Dunkin’ Is Nuts

The news has officially come down, (although it’s been in the works for almost a year,) that Dunkin’ Donuts, the international (yes, they have stores in 36 countries,) brand that was established nearly 70 years ago, is changing its name.25_Dunkin_Before_After_c4885e75-fe56-4add-aab3-a51120689229-prv

They will no longer be Dunkin’ Donuts, but will officially change their name to simply Dunkin’ as of January, 2019. According to the company’s official press release, the plan behind this switch is to transform the company into a “beverage-led, on-the-go” brand.

To cut to the chase, this is a bad idea. A really bad idea.

Let’s start at the beginning.
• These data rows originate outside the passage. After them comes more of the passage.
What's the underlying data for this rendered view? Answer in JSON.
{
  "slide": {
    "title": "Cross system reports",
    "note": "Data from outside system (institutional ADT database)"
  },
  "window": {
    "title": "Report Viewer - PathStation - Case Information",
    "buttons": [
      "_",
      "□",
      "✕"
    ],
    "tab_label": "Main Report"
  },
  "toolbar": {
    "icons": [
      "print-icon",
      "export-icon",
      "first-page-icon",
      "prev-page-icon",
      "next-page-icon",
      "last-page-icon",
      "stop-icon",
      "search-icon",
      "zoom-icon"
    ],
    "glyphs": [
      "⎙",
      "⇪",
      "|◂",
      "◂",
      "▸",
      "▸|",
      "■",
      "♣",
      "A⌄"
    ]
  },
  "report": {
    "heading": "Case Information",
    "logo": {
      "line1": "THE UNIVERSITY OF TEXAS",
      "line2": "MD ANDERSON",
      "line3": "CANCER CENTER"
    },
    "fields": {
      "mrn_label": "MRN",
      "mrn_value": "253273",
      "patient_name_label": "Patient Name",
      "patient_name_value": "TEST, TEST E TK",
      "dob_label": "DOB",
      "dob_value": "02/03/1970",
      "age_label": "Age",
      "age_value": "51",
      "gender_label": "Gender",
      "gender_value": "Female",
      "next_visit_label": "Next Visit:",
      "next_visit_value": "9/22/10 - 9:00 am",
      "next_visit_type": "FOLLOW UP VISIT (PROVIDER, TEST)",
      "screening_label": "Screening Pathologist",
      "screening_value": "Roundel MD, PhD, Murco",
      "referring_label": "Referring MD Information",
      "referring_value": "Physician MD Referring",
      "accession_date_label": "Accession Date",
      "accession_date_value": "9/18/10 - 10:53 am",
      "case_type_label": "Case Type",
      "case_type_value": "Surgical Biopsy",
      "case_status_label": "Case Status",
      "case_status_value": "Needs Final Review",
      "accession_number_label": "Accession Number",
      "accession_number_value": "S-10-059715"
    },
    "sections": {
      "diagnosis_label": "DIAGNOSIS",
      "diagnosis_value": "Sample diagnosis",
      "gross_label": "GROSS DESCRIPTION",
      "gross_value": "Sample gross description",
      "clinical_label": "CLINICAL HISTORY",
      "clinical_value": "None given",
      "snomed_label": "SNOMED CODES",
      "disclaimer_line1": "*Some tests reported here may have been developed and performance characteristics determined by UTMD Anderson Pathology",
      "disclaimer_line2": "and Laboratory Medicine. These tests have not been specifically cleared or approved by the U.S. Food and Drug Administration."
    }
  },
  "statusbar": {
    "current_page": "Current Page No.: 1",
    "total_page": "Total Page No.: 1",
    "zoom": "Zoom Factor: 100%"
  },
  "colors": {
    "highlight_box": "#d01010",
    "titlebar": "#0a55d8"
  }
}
Dunkin’ Donuts dominates in the donut category, leading Krispy Kreme and Mister Donut by a long way, and by a wide margin in terms of number of stores.

The brand also competes in the coffee category, and meets a strong and persistent consumer need in that area. And for decades, Dunkin’ Donuts coffee has established itself as unique, based on flavor profile (and, some would argue, sheer temperature.)

As the quick-serve coffee category has expanded in the last 20-30 years, and has come to be dominated by Starbucks, Dunkin’ Donuts has pivoted to offer more varieties and flavors of coffee and espresso drinks, and has achieved a strong challenger position. According to Statista, Starbucks has almost double the market share volume over Dunkin’ Donuts in this category, and slightly more than all others combined (not including Dunkin’ Donuts.)

So if you’re a challenger brand in any category (and this has turned into a classic leader/challenger category like Coke/Pepsi or McDonald’s/Burger King,) your goal as a brand should never be to appear MORE like the leader. The goal is to establish difference.

And DONUTS is what makes this brand special.
DONUTS is what makes this brand DIFFERENT.

Now, the Dunkin’ brand will still carry donuts.  But when you don’t tell people that it’s what makes you different, (say, by including “donuts” in your brand name,) who’s to say that consumers will inherently know? Especially young, entering-the-market consumers who may not be familiar with the brand’s history?  What will Dunkin’ mean 10 or 20 years from now without context?

The idea of changing the name to Dunkin’ at all seems wholly misdirected.  When the press release states that you want to be a more “beverage-led” brand, the slang word “Dunkin'” doesn’t say “beverages” at all.  What’s more insulting is that the name referred to the verb of actually. dunking. donuts. in. coffee.

So let’s review:  Dunkin’ Donuts is perceptually and verbally moving AWAY from the category they dominate, and CLOSER to a category where they challenge a leader who owns nearly twice the market share, and where their only competitive advantage is average price.  Sounds like a frozen-double-mocha mistake in judgment to me.

Dunkin’ (as they will be called in a few months,) should stick to what they’re good at – good coffee and family-friendly offerings served in modest stores at moderate pricing. AND LOTS AND LOTS OF DONUTS.